Content starts
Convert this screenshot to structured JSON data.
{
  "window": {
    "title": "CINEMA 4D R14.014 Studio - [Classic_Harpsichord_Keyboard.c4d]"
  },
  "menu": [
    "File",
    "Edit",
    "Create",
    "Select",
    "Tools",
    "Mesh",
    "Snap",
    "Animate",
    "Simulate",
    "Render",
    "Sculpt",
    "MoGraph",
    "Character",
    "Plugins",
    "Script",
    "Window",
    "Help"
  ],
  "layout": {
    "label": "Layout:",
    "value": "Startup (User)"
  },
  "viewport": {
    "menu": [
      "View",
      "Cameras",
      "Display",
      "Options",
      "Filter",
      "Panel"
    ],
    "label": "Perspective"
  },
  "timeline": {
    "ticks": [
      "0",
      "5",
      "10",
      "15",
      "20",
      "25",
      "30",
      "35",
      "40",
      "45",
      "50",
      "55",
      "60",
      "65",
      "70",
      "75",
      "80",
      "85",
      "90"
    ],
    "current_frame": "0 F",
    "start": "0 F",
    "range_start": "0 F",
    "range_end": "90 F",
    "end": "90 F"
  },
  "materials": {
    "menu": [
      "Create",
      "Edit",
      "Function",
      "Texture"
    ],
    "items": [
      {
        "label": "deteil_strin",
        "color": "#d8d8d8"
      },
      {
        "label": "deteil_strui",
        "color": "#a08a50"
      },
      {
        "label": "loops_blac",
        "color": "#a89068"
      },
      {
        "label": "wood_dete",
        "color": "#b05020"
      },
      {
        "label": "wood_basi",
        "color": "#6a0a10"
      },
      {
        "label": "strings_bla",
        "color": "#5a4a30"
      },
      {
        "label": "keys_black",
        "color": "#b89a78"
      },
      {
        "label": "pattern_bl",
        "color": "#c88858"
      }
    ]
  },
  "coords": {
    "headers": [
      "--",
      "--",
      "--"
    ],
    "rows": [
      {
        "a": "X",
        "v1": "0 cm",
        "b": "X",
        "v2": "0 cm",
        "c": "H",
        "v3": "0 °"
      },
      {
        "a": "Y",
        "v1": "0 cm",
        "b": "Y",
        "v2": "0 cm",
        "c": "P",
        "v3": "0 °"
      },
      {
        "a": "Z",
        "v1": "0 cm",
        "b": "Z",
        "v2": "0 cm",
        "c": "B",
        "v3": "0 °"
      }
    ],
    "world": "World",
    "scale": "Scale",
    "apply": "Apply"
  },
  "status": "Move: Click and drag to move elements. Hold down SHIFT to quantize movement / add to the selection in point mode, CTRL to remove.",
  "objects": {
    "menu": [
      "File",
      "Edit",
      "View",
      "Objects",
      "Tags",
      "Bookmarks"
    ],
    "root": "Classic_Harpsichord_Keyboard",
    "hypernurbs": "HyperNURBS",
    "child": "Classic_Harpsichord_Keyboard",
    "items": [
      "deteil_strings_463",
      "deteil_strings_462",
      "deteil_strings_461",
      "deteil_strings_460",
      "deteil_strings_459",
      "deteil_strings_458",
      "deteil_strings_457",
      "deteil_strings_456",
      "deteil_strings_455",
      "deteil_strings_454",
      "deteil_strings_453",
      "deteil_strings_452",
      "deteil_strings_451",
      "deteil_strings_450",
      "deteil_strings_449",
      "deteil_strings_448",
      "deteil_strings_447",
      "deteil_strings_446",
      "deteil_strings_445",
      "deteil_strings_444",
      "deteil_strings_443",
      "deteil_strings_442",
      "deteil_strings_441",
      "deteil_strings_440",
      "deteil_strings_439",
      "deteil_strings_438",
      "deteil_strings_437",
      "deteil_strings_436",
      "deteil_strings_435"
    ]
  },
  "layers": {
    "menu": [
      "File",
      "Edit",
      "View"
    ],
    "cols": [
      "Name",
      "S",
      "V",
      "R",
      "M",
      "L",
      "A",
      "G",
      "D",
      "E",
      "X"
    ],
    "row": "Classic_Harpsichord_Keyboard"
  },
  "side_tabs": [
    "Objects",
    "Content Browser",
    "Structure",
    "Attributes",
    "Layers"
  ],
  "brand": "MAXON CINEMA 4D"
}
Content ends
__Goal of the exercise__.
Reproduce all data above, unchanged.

__The completed task__.
Convert this screenshot to structured JSON data.
{
  "window": {
    "title": "CINEMA 4D R14.014 Studio - [Classic_Harpsichord_Keyboard.c4d]"
  },
  "menu": [
    "File",
    "Edit",
    "Create",
    "Select",
    "Tools",
    "Mesh",
    "Snap",
    "Animate",
    "Simulate",
    "Render",
    "Sculpt",
    "MoGraph",
    "Character",
    "Plugins",
    "Script",
    "Window",
    "Help"
  ],
  "layout": {
    "label": "Layout:",
    "value": "Startup (User)"
  },
  "viewport": {
    "menu": [
      "View",
      "Cameras",
      "Display",
      "Options",
      "Filter",
      "Panel"
    ],
    "label": "Perspective"
  },
  "timeline": {
    "ticks": [
      "0",
      "5",
      "10",
      "15",
      "20",
      "25",
      "30",
      "35",
      "40",
      "45",
      "50",
      "55",
      "60",
      "65",
      "70",
      "75",
      "80",
      "85",
      "90"
    ],
    "current_frame": "0 F",
    "start": "0 F",
    "range_start": "0 F",
    "range_end": "90 F",
    "end": "90 F"
  },
  "materials": {
    "menu": [
      "Create",
      "Edit",
      "Function",
      "Texture"
    ],
    "items": [
      {
        "label": "deteil_strin",
        "color": "#d8d8d8"
      },
      {
        "label": "deteil_strui",
        "color": "#a08a50"
      },
      {
        "label": "loops_blac",
        "color": "#a89068"
      },
      {
        "label": "wood_dete",
        "color": "#b05020"
      },
      {
        "label": "wood_basi",
        "color": "#6a0a10"
      },
      {
        "label": "strings_bla",
        "color": "#5a4a30"
      },
      {
        "label": "keys_black",
        "color": "#b89a78"
      },
      {
        "label": "pattern_bl",
        "color": "#c88858"
      }
    ]
  },
  "coords": {
    "headers": [
      "--",
      "--",
      "--"
    ],
    "rows": [
      {
        "a": "X",
        "v1": "0 cm",
        "b": "X",
        "v2": "0 cm",
        "c": "H",
        "v3": "0 °"
      },
      {
        "a": "Y",
        "v1": "0 cm",
        "b": "Y",
        "v2": "0 cm",
        "c": "P",
        "v3": "0 °"
      },
      {
        "a": "Z",
        "v1": "0 cm",
        "b": "Z",
        "v2": "0 cm",
        "c": "B",
        "v3": "0 °"
      }
    ],
    "world": "World",
    "scale": "Scale",
    "apply": "Apply"
  },
  "status": "Move: Click and drag to move elements. Hold down SHIFT to quantize movement / add to the selection in point mode, CTRL to remove.",
  "objects": {
    "menu": [
      "File",
      "Edit",
      "View",
      "Objects",
      "Tags",
      "Bookmarks"
    ],
    "root": "Classic_Harpsichord_Keyboard",
    "hypernurbs": "HyperNURBS",
    "child": "Classic_Harpsichord_Keyboard",
    "items": [
      "deteil_strings_463",
      "deteil_strings_462",
      "deteil_strings_461",
      "deteil_strings_460",
      "deteil_strings_459",
      "deteil_strings_458",
      "deteil_strings_457",
      "deteil_strings_456",
      "deteil_strings_455",
      "deteil_strings_454",
      "deteil_strings_453",
      "deteil_strings_452",
      "deteil_strings_451",
      "deteil_strings_450",
      "deteil_strings_449",
      "deteil_strings_448",
      "deteil_strings_447",
      "deteil_strings_446",
      "deteil_strings_445",
      "deteil_strings_444",
      "deteil_strings_443",
      "deteil_strings_442",
      "deteil_strings_441",
      "deteil_strings_440",
      "deteil_strings_439",
      "deteil_strings_438",
      "deteil_strings_437",
      "deteil_strings_436",
      "deteil_strings_435"
    ]
  },
  "layers": {
    "menu": [
      "File",
      "Edit",
      "View"
    ],
    "cols": [
      "Name",
      "S",
      "V",
      "R",
      "M",
      "L",
      "A",
      "G",
      "D",
      "E",
      "X"
    ],
    "row": "Classic_Harpsichord_Keyboard"
  },
  "side_tabs": [
    "Objects",
    "Content Browser",
    "Structure",
    "Attributes",
    "Layers"
  ],
  "brand": "MAXON CINEMA 4D"
}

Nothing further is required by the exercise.